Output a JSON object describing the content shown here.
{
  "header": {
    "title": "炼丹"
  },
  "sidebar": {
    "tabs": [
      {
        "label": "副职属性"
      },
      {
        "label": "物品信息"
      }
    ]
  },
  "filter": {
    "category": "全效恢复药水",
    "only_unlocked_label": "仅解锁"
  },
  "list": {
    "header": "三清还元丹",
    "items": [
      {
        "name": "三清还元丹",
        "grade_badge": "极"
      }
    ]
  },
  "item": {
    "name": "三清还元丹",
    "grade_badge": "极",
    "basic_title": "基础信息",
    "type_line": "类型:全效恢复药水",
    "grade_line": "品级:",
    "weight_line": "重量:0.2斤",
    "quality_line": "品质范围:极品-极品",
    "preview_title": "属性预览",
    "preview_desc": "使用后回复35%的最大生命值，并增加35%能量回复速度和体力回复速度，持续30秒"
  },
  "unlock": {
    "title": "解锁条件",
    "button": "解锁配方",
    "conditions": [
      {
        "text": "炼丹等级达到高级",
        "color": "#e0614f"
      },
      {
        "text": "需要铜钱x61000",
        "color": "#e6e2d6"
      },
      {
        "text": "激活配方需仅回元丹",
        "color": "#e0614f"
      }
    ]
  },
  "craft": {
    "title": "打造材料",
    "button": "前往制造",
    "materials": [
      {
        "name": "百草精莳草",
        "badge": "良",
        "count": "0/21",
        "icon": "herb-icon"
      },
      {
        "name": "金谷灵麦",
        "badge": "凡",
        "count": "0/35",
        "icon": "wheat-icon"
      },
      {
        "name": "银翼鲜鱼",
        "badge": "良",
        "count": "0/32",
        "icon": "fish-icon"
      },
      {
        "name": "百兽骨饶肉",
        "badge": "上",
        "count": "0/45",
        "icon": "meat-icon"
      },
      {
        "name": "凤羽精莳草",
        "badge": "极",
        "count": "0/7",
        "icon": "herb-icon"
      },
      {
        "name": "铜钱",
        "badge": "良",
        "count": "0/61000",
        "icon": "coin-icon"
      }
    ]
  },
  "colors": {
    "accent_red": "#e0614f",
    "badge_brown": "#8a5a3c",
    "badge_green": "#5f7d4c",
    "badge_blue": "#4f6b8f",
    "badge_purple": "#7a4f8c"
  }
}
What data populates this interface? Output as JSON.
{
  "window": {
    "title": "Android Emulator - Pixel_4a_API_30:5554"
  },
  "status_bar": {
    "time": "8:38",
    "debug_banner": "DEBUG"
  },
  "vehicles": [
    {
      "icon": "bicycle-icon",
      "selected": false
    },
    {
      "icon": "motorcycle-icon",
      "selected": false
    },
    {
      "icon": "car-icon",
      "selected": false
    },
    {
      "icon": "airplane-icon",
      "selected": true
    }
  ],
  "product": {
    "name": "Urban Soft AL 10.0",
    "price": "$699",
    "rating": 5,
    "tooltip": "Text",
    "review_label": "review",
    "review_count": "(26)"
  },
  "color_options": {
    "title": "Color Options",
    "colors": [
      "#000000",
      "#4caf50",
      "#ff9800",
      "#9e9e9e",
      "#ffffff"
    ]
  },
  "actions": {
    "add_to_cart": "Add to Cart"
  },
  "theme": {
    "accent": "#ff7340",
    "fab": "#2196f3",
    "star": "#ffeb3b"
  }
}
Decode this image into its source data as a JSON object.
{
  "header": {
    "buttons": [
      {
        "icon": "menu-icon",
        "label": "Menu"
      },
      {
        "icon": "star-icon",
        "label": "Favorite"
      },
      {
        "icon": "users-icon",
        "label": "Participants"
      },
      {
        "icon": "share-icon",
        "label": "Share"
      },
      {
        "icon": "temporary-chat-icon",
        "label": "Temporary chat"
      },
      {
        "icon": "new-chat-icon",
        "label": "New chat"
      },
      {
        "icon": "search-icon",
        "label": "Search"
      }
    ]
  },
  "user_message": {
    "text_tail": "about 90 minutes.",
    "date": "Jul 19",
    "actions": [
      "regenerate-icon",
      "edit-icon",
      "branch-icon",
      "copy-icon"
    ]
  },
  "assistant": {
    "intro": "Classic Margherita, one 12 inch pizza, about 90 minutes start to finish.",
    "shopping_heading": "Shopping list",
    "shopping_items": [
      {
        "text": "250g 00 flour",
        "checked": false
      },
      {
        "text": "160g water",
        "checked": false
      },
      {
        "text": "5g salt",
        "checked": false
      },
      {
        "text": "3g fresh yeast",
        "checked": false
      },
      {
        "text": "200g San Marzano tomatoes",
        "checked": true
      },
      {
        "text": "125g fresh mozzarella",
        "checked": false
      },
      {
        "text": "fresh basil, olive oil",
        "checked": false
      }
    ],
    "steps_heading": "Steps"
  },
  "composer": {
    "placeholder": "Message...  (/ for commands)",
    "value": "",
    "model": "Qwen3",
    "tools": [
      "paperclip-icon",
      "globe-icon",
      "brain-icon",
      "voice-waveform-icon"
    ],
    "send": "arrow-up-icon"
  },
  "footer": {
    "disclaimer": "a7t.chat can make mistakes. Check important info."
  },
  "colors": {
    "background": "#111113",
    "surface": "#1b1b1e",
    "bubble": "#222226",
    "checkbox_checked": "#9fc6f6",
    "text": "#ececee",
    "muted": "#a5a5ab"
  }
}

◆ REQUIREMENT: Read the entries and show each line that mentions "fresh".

◆ SOLUTION TO THIS EXERCISE:
        "text": "3g fresh yeast",
        "text": "125g fresh mozzarella",
        "text": "fresh basil, olive oil",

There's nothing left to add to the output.